Severe shortage of beds, oxygen cylinders make things worse for COVID-19 patients in Bihar
Bihar’s decrepit medical infrastructure – Part 2
By Dheeraj Sinha*
Patna: Bihar’s health system has crumbled and the state seems to be in dire straits in the wake of the challenge posed by coronavirus pandemic. Covid patients are just unable to get beds in hospitals and are left in the lurch. As on July 23, Bihar has only 6,434 oxygen supported beds and 570 ICU beds in the entire state.
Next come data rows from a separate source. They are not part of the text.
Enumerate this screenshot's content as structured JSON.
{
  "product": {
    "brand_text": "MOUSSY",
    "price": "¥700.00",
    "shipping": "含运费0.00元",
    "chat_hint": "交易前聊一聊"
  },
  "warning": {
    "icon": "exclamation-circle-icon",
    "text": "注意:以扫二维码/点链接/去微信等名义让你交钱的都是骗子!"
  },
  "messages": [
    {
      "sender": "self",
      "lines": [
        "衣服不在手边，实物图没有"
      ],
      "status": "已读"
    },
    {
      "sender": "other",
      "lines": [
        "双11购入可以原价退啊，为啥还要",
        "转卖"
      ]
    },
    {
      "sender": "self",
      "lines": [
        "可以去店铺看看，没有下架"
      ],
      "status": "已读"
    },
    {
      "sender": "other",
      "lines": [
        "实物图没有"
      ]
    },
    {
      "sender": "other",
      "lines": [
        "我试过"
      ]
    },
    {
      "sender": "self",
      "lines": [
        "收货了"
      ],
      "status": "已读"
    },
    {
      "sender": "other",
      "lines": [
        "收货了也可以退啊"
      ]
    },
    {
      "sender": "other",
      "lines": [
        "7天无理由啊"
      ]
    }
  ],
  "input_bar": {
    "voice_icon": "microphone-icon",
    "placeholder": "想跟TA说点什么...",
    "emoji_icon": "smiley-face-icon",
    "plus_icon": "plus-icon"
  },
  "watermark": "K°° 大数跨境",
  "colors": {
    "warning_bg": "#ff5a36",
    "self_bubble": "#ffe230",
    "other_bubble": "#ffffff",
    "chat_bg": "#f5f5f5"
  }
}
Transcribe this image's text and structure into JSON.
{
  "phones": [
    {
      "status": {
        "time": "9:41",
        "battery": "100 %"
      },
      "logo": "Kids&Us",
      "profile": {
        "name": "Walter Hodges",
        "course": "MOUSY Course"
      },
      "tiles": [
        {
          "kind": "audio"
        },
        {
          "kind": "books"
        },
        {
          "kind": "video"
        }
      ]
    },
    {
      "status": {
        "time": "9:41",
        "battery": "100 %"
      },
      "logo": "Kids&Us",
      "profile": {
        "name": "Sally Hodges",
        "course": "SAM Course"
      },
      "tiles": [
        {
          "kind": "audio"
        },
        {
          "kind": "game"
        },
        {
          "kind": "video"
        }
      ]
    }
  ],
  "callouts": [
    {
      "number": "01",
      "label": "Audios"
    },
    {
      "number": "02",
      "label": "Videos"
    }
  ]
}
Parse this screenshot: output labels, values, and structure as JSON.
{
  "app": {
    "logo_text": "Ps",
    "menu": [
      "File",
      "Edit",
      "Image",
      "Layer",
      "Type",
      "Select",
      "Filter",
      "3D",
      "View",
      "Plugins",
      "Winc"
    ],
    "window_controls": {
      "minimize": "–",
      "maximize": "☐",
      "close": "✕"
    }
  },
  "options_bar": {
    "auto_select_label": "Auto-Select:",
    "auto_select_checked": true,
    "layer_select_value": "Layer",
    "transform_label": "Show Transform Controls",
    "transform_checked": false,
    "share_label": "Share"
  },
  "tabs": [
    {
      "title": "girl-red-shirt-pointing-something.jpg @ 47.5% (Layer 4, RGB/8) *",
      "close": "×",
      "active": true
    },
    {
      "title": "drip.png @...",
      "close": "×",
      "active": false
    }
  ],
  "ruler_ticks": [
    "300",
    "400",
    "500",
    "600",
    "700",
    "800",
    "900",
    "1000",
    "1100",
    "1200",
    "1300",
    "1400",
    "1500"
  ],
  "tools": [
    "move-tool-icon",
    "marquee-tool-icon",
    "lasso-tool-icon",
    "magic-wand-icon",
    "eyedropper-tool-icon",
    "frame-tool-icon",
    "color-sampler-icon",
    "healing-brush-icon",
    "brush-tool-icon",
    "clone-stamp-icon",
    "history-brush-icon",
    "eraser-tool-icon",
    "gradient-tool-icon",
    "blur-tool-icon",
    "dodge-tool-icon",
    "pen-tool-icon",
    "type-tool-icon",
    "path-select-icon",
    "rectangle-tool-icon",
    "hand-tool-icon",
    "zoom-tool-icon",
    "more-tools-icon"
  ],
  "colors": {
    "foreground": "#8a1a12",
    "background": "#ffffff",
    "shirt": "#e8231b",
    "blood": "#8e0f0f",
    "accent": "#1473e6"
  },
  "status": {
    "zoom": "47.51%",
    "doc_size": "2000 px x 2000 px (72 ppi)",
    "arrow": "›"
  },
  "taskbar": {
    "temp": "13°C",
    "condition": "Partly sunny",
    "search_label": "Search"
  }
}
In comparison, UP had 9,257 oxygen supported beds and 2,025 ICU beds, while the corresponding figure for Jharkhand and Madhya Pradesh was 3,375 and 494 and 6,200 and 1,650 respectively.
Even those who are lucky to get admitted to hospitals are suffering due to negligence. In view of gravity of the situation, the Centre has sanctioned 750 oxygen concentrators and the state has already received 430 concentrators. With 750 oxygen concentration, 1500 beds could be upgraded to oxygen-fitted beds.
Chief Minister Nitish Kumar has asked health department to conduct 20,000 Covid tests daily but the target appears too ambitious in view of decrepit health infrastructure. Bihar has also acute shortage of doctors. According to WHO, there should be one doctor for 1,000 people but in Bihar, one allopathic doctor serves 43,788 people.
The state is also short of 131 primary health centres, 1,210 sub-centres and 289 community health centres.
Even the involvement of private hospitals in the fight against Covid-19 is not going to serve much purpose. Private hospitals in the state capital are demanding hefty money, ranging between Rs 50,000 to Rs 1.5 lakh from a corona patient as security money.
After a corona patient is admitted to the hospital, one has to spend anything between Rs 15,000 to Rs 50,000 per day on the treatment. So total treatment cost at a private hospital could range from Rs 3 lakh to Rs 5 lakh.
The Patna district administration has released the list of 15 private hospitals and beds in four hospitals are already reportedly full. The state government has now asked the district administration to fix the treatment cost but it is yet to be decided.
*The writer is a senior journalist